“Cities nowadays groan under the weight of uncommonly heavy social and economic problems. The temptation is strong in such times to see the country as God’s place and the city as belonging to the devil. The Riverside Church is committed to the belief that God’s love goes out to all in equal measure regardless of place or time.”
-Dr. Ernest D. Campbell, Riverside Minister 1968-1976
When Rev. Fosdick and John D. Rockefeller, Jr. founded Riverside in 1930, they determined that the church's mission was interdenominational, interracial and international.
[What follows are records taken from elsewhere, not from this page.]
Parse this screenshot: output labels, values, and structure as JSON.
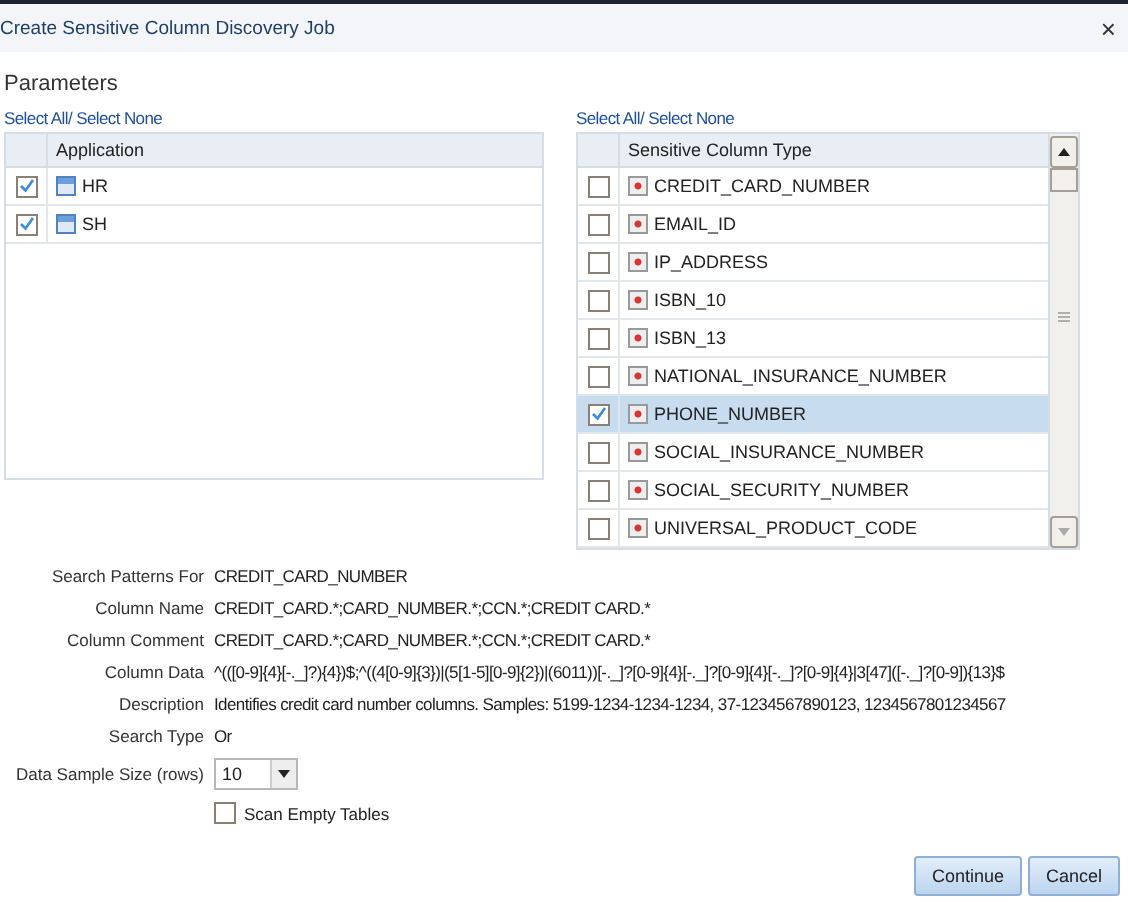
{
  "window": {
    "title": "Create Sensitive Column Discovery Job",
    "close": "×"
  },
  "section_title": "Parameters",
  "applications": {
    "select_link": "Select All/ Select None",
    "column": "Application",
    "rows": [
      {
        "name": "HR",
        "checked": true
      },
      {
        "name": "SH",
        "checked": true
      }
    ]
  },
  "column_types": {
    "select_link": "Select All/ Select None",
    "column": "Sensitive Column Type",
    "rows": [
      {
        "name": "CREDIT_CARD_NUMBER",
        "checked": false,
        "selected": false
      },
      {
        "name": "EMAIL_ID",
        "checked": false,
        "selected": false
      },
      {
        "name": "IP_ADDRESS",
        "checked": false,
        "selected": false
      },
      {
        "name": "ISBN_10",
        "checked": false,
        "selected": false
      },
      {
        "name": "ISBN_13",
        "checked": false,
        "selected": false
      },
      {
        "name": "NATIONAL_INSURANCE_NUMBER",
        "checked": false,
        "selected": false
      },
      {
        "name": "PHONE_NUMBER",
        "checked": true,
        "selected": true
      },
      {
        "name": "SOCIAL_INSURANCE_NUMBER",
        "checked": false,
        "selected": false
      },
      {
        "name": "SOCIAL_SECURITY_NUMBER",
        "checked": false,
        "selected": false
      },
      {
        "name": "UNIVERSAL_PRODUCT_CODE",
        "checked": false,
        "selected": false
      }
    ]
  },
  "details": [
    {
      "label": "Search Patterns For",
      "value": "CREDIT_CARD_NUMBER"
    },
    {
      "label": "Column Name",
      "value": "CREDIT_CARD.*;CARD_NUMBER.*;CCN.*;CREDIT CARD.*"
    },
    {
      "label": "Column Comment",
      "value": "CREDIT_CARD.*;CARD_NUMBER.*;CCN.*;CREDIT CARD.*"
    },
    {
      "label": "Column Data",
      "value": "^(([0-9]{4}[-._]?){4})$;^((4[0-9]{3})|(5[1-5][0-9]{2})|(6011))[-._]?[0-9]{4}[-._]?[0-9]{4}[-._]?[0-9]{4}|3[47]([-._]?[0-9]){13}$"
    },
    {
      "label": "Description",
      "value": "Identifies credit card number columns. Samples: 5199-1234-1234-1234, 37-1234567890123, 1234567801234567"
    },
    {
      "label": "Search Type",
      "value": "Or"
    }
  ],
  "sample_size": {
    "label": "Data Sample Size (rows)",
    "value": "10"
  },
  "scan_empty_tables": {
    "label": "Scan Empty Tables",
    "checked": false
  },
  "buttons": [
    "Continue",
    "Cancel"
  ]
}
Over the years the church has hosted an impressive list of activists and reformers who have striven to fulfill that mission- Martin Luther King, Jr. spoke out against the Vietnam War at Riverside in 1967 (following in Fosdick’s anti-war footsteps); the Rev. Jesse Jackson delivered an impassioned eulogy for Jackie Robinson at Riverside in 1972; and, more recently, then U.N. Secretary General Kofi Annan spoke at Riverside following the Sept. 11 attacks in 2001. Hudnut-Beumler has asserted that “most people in the city and elsewhere assume that this church is the proper place to host major public celebratory events, and the following dignitaries have been honored at the church: Fidel Castro, Daniel Ortega, Olaf Palme, Archbishop Desmond Tutu, Martin Luther King Jr., Oliver Tambo, Nelson Mandela, and Coretta Scott King, to mention only a few.” He also notes that an overflow audience of thousands attended a moving interreligious service of mourning following the 9/11 attacks, “in which Christian, Jewish, Muslim, and Buddhist clergy and laity united in proclaiming messages of comfort and hope to a grieving city.” Riverside has been committed to serving the Morningside Heights community religiously and socially since it first opened its doors and it remains one of the most iconic places in New York City’s skyline and history.
 Matthew A. Postal, “The Riverside Church; Designation List 313; LP-2037” (Landmarks Preservation Commission, New York, 2000), 1.
 James Hudnut-Beumler, “The Riverside Church and the Development of Twentieth-Century American Protestantism,” in The History of the Riverside Church in the City of New York, ed. Peter J. Paris, et al. (New York: New York University Press, 2004), 17.